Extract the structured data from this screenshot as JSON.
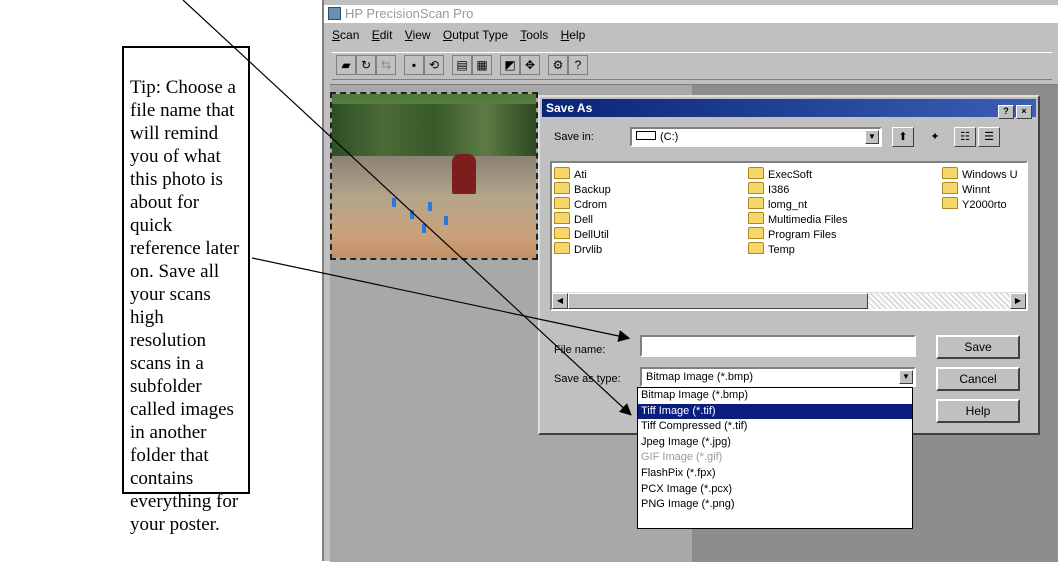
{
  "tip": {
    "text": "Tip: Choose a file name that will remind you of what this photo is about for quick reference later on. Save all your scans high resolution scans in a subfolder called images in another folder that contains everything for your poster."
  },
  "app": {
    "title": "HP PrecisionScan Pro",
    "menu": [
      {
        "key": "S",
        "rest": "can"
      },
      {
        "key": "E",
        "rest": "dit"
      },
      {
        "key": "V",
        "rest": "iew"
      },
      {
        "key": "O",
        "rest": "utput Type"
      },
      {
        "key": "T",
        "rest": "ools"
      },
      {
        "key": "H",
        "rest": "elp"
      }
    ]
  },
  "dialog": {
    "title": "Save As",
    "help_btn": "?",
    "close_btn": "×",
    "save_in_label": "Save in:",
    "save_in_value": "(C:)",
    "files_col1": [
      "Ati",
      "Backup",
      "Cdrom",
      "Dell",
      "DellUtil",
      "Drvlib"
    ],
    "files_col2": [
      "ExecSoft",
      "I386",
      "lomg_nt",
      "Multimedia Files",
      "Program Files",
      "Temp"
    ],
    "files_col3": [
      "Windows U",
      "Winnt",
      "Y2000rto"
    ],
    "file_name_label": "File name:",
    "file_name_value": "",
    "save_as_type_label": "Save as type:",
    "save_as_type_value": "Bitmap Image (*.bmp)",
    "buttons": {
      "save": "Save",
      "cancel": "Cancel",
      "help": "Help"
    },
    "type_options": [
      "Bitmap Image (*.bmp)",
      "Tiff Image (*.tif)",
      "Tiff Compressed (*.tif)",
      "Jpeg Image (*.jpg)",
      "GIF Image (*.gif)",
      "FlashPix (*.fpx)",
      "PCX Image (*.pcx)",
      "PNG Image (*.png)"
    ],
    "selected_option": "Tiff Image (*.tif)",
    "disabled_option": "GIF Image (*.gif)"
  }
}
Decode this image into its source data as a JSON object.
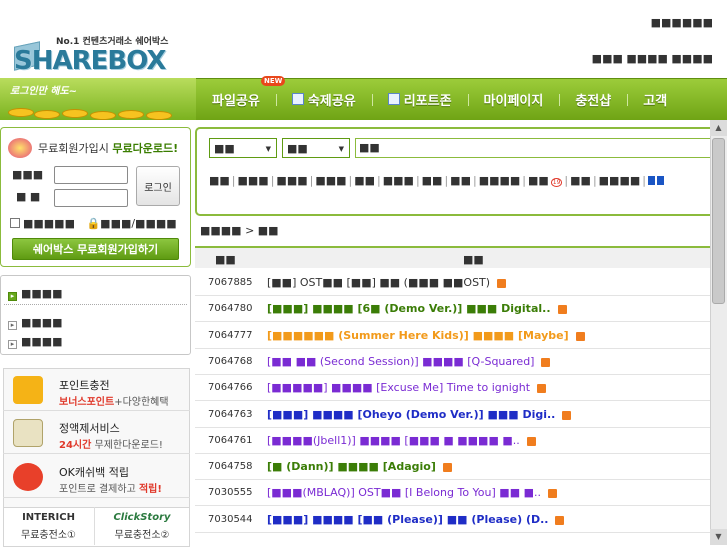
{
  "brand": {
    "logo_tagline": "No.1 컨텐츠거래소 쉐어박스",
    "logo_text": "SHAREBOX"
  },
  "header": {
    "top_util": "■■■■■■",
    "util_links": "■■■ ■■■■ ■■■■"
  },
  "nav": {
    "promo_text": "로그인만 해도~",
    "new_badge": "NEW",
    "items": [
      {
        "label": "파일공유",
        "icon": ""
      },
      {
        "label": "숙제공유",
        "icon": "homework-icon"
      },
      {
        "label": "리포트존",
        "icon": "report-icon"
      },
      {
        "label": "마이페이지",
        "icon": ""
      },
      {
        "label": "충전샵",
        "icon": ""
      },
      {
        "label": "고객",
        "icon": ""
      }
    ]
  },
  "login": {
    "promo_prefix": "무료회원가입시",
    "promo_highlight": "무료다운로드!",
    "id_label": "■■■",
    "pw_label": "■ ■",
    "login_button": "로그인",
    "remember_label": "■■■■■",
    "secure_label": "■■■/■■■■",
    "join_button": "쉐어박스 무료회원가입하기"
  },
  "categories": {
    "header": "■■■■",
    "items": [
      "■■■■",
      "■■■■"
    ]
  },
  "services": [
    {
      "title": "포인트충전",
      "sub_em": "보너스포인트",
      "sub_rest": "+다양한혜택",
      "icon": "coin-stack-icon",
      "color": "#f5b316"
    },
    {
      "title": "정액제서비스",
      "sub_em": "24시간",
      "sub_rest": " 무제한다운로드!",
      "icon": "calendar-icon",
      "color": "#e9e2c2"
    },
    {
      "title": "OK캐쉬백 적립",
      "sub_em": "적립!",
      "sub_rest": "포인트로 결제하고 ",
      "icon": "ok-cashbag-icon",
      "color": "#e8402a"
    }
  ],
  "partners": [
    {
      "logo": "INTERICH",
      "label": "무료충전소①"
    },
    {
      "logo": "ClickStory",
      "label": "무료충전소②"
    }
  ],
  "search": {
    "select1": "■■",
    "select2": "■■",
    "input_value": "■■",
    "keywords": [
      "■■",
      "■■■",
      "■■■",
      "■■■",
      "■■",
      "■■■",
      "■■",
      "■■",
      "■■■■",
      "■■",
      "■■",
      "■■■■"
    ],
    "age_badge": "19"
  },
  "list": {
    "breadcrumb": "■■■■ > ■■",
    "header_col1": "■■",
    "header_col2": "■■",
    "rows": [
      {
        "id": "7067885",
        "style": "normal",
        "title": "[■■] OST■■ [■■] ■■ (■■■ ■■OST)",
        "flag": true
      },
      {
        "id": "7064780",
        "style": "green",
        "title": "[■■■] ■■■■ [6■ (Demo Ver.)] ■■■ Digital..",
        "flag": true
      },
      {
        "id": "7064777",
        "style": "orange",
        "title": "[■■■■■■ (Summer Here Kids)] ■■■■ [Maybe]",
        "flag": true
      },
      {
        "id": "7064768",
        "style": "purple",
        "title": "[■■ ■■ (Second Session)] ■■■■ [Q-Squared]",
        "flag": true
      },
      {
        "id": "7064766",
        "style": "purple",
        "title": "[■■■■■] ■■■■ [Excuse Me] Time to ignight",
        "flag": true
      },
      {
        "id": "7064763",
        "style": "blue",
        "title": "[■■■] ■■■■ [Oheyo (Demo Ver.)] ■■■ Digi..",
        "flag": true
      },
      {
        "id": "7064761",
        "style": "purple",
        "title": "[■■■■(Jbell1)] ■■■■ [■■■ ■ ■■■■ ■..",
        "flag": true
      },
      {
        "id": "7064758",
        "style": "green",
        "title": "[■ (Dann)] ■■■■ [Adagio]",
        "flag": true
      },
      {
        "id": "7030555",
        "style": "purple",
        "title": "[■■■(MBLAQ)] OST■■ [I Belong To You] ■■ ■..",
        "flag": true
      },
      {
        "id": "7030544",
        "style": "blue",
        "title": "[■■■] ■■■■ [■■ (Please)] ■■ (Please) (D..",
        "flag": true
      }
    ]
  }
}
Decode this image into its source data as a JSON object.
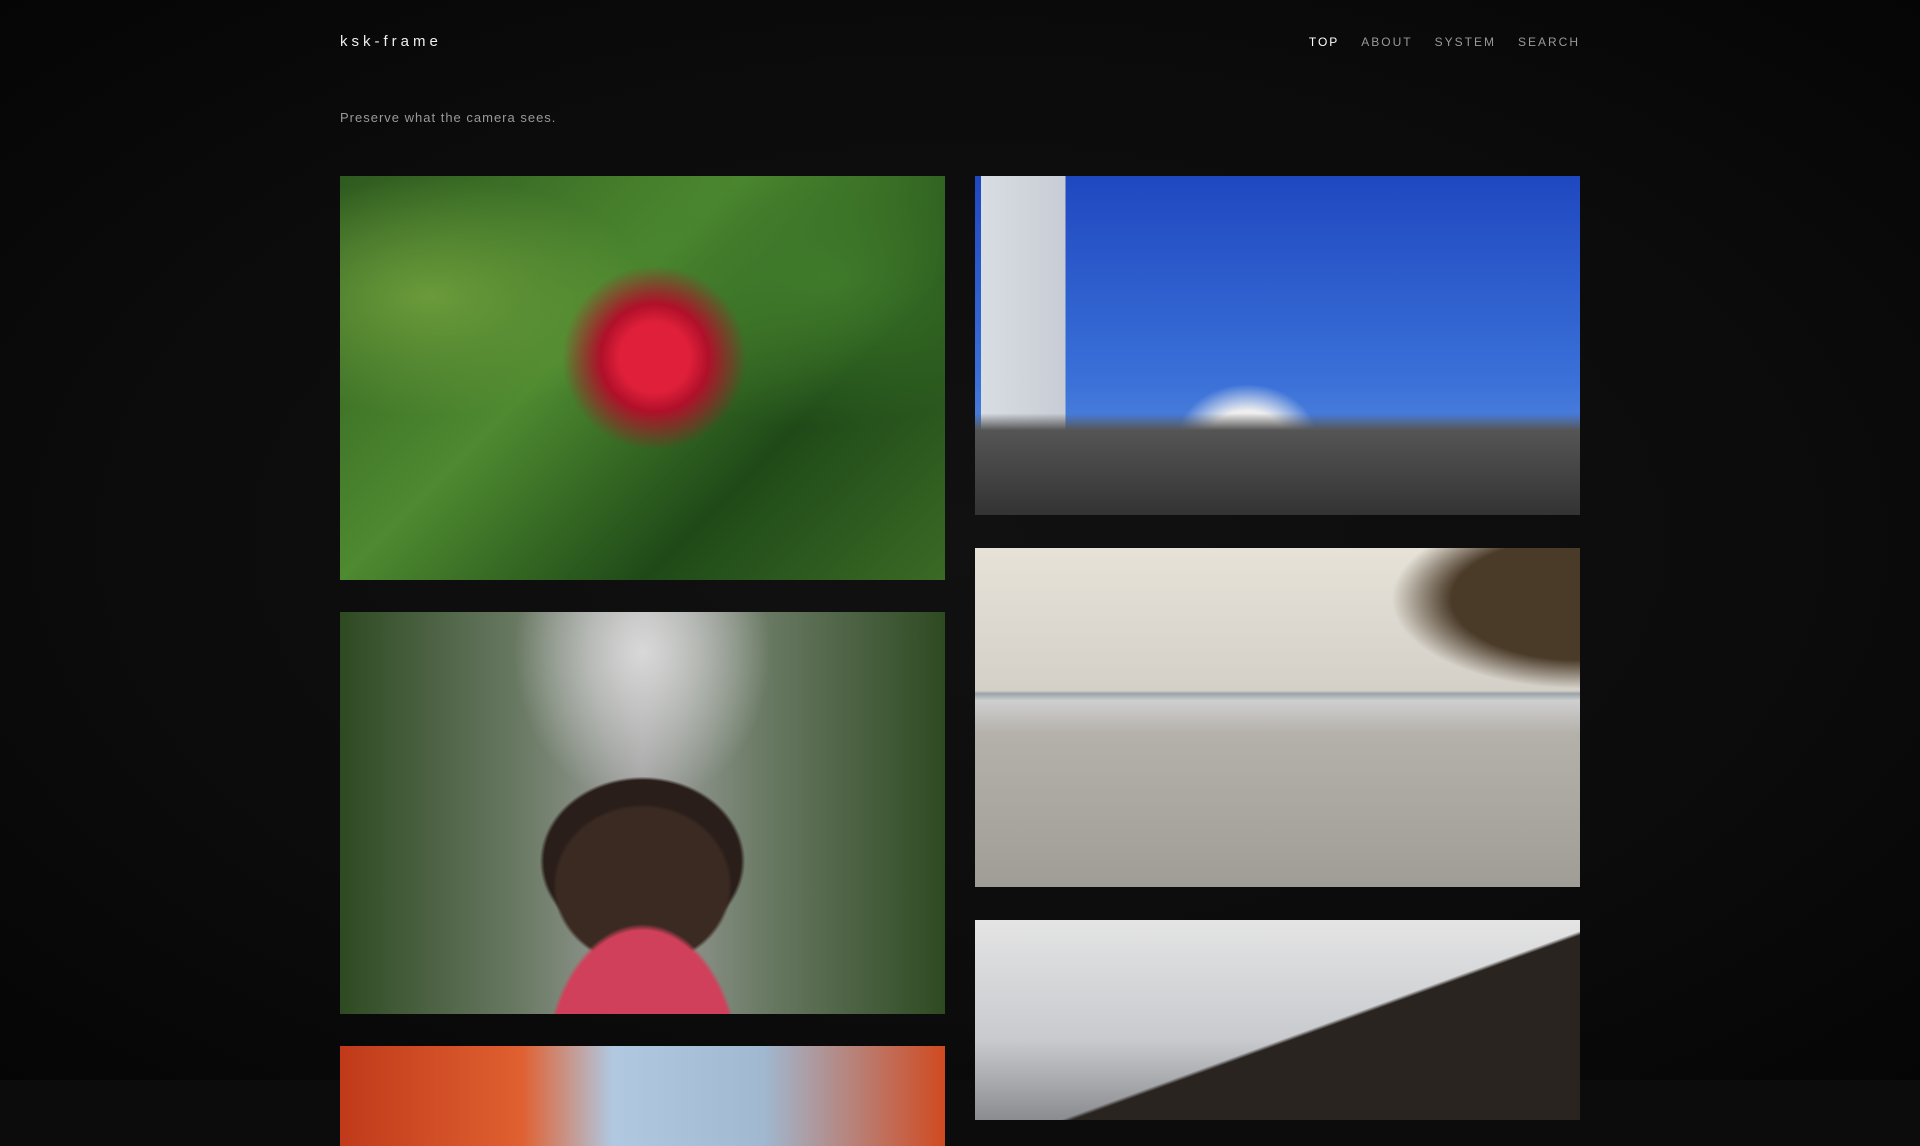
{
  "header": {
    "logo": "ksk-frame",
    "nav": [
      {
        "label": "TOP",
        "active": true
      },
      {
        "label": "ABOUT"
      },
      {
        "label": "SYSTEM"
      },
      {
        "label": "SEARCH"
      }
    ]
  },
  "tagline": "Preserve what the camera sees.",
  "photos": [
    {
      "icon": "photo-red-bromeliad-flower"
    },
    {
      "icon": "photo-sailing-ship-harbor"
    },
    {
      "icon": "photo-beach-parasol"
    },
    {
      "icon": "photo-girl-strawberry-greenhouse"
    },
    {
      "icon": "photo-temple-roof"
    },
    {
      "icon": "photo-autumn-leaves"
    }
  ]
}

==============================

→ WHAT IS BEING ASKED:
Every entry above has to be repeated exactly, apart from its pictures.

→ RESPONSE FOR THIS EXERCISE:
Extract the structured data from this screenshot as JSON.
{
  "tip": {
    "text": "Tip: Choose a file name that will remind you of what this photo is about for quick reference later on. Save all your scans high resolution scans in a subfolder called images in another folder that contains everything for your poster."
  },
  "app": {
    "title": "HP PrecisionScan Pro",
    "menu": [
      {
        "key": "S",
        "rest": "can"
      },
      {
        "key": "E",
        "rest": "dit"
      },
      {
        "key": "V",
        "rest": "iew"
      },
      {
        "key": "O",
        "rest": "utput Type"
      },
      {
        "key": "T",
        "rest": "ools"
      },
      {
        "key": "H",
        "rest": "elp"
      }
    ]
  },
  "dialog": {
    "title": "Save As",
    "help_btn": "?",
    "close_btn": "×",
    "save_in_label": "Save in:",
    "save_in_value": "(C:)",
    "files_col1": [
      "Ati",
      "Backup",
      "Cdrom",
      "Dell",
      "DellUtil",
      "Drvlib"
    ],
    "files_col2": [
      "ExecSoft",
      "I386",
      "lomg_nt",
      "Multimedia Files",
      "Program Files",
      "Temp"
    ],
    "files_col3": [
      "Windows U",
      "Winnt",
      "Y2000rto"
    ],
    "file_name_label": "File name:",
    "file_name_value": "",
    "save_as_type_label": "Save as type:",
    "save_as_type_value": "Bitmap Image (*.bmp)",
    "buttons": {
      "save": "Save",
      "cancel": "Cancel",
      "help": "Help"
    },
    "type_options": [
      "Bitmap Image (*.bmp)",
      "Tiff Image (*.tif)",
      "Tiff Compressed (*.tif)",
      "Jpeg Image (*.jpg)",
      "GIF Image (*.gif)",
      "FlashPix (*.fpx)",
      "PCX Image (*.pcx)",
      "PNG Image (*.png)"
    ],
    "selected_option": "Tiff Image (*.tif)",
    "disabled_option": "GIF Image (*.gif)"
  }
}
Decode this image into its source data as a JSON object.
{
  "brand": {
    "logo_tagline": "No.1 컨텐츠거래소 쉐어박스",
    "logo_text": "SHAREBOX"
  },
  "header": {
    "top_util": "■■■■■■",
    "util_links": "■■■ ■■■■ ■■■■"
  },
  "nav": {
    "promo_text": "로그인만 해도~",
    "new_badge": "NEW",
    "items": [
      {
        "label": "파일공유",
        "icon": ""
      },
      {
        "label": "숙제공유",
        "icon": "homework-icon"
      },
      {
        "label": "리포트존",
        "icon": "report-icon"
      },
      {
        "label": "마이페이지",
        "icon": ""
      },
      {
        "label": "충전샵",
        "icon": ""
      },
      {
        "label": "고객",
        "icon": ""
      }
    ]
  },
  "login": {
    "promo_prefix": "무료회원가입시",
    "promo_highlight": "무료다운로드!",
    "id_label": "■■■",
    "pw_label": "■ ■",
    "login_button": "로그인",
    "remember_label": "■■■■■",
    "secure_label": "■■■/■■■■",
    "join_button": "쉐어박스 무료회원가입하기"
  },
  "categories": {
    "header": "■■■■",
    "items": [
      "■■■■",
      "■■■■"
    ]
  },
  "services": [
    {
      "title": "포인트충전",
      "sub_em": "보너스포인트",
      "sub_rest": "+다양한혜택",
      "icon": "coin-stack-icon",
      "color": "#f5b316"
    },
    {
      "title": "정액제서비스",
      "sub_em": "24시간",
      "sub_rest": " 무제한다운로드!",
      "icon": "calendar-icon",
      "color": "#e9e2c2"
    },
    {
      "title": "OK캐쉬백 적립",
      "sub_em": "적립!",
      "sub_rest": "포인트로 결제하고 ",
      "icon": "ok-cashbag-icon",
      "color": "#e8402a"
    }
  ],
  "partners": [
    {
      "logo": "INTERICH",
      "label": "무료충전소①"
    },
    {
      "logo": "ClickStory",
      "label": "무료충전소②"
    }
  ],
  "search": {
    "select1": "■■",
    "select2": "■■",
    "input_value": "■■",
    "keywords": [
      "■■",
      "■■■",
      "■■■",
      "■■■",
      "■■",
      "■■■",
      "■■",
      "■■",
      "■■■■",
      "■■",
      "■■",
      "■■■■"
    ],
    "age_badge": "19"
  },
  "list": {
    "breadcrumb": "■■■■ > ■■",
    "header_col1": "■■",
    "header_col2": "■■",
    "rows": [
      {
        "id": "7067885",
        "style": "normal",
        "title": "[■■] OST■■ [■■] ■■ (■■■ ■■OST)",
        "flag": true
      },
      {
        "id": "7064780",
        "style": "green",
        "title": "[■■■] ■■■■ [6■ (Demo Ver.)] ■■■ Digital..",
        "flag": true
      },
      {
        "id": "7064777",
        "style": "orange",
        "title": "[■■■■■■ (Summer Here Kids)] ■■■■ [Maybe]",
        "flag": true
      },
      {
        "id": "7064768",
        "style": "purple",
        "title": "[■■ ■■ (Second Session)] ■■■■ [Q-Squared]",
        "flag": true
      },
      {
        "id": "7064766",
        "style": "purple",
        "title": "[■■■■■] ■■■■ [Excuse Me] Time to ignight",
        "flag": true
      },
      {
        "id": "7064763",
        "style": "blue",
        "title": "[■■■] ■■■■ [Oheyo (Demo Ver.)] ■■■ Digi..",
        "flag": true
      },
      {
        "id": "7064761",
        "style": "purple",
        "title": "[■■■■(Jbell1)] ■■■■ [■■■ ■ ■■■■ ■..",
        "flag": true
      },
      {
        "id": "7064758",
        "style": "green",
        "title": "[■ (Dann)] ■■■■ [Adagio]",
        "flag": true
      },
      {
        "id": "7030555",
        "style": "purple",
        "title": "[■■■(MBLAQ)] OST■■ [I Belong To You] ■■ ■..",
        "flag": true
      },
      {
        "id": "7030544",
        "style": "blue",
        "title": "[■■■] ■■■■ [■■ (Please)] ■■ (Please) (D..",
        "flag": true
      }
    ]
  }
}
Decode this image into its source data as a JSON object.
{
  "header": {
    "logo": "ksk-frame",
    "nav": [
      {
        "label": "TOP",
        "active": true
      },
      {
        "label": "ABOUT"
      },
      {
        "label": "SYSTEM"
      },
      {
        "label": "SEARCH"
      }
    ]
  },
  "tagline": "Preserve what the camera sees.",
  "photos": [
    {
      "icon": "photo-red-bromeliad-flower"
    },
    {
      "icon": "photo-sailing-ship-harbor"
    },
    {
      "icon": "photo-beach-parasol"
    },
    {
      "icon": "photo-girl-strawberry-greenhouse"
    },
    {
      "icon": "photo-temple-roof"
    },
    {
      "icon": "photo-autumn-leaves"
    }
  ]
}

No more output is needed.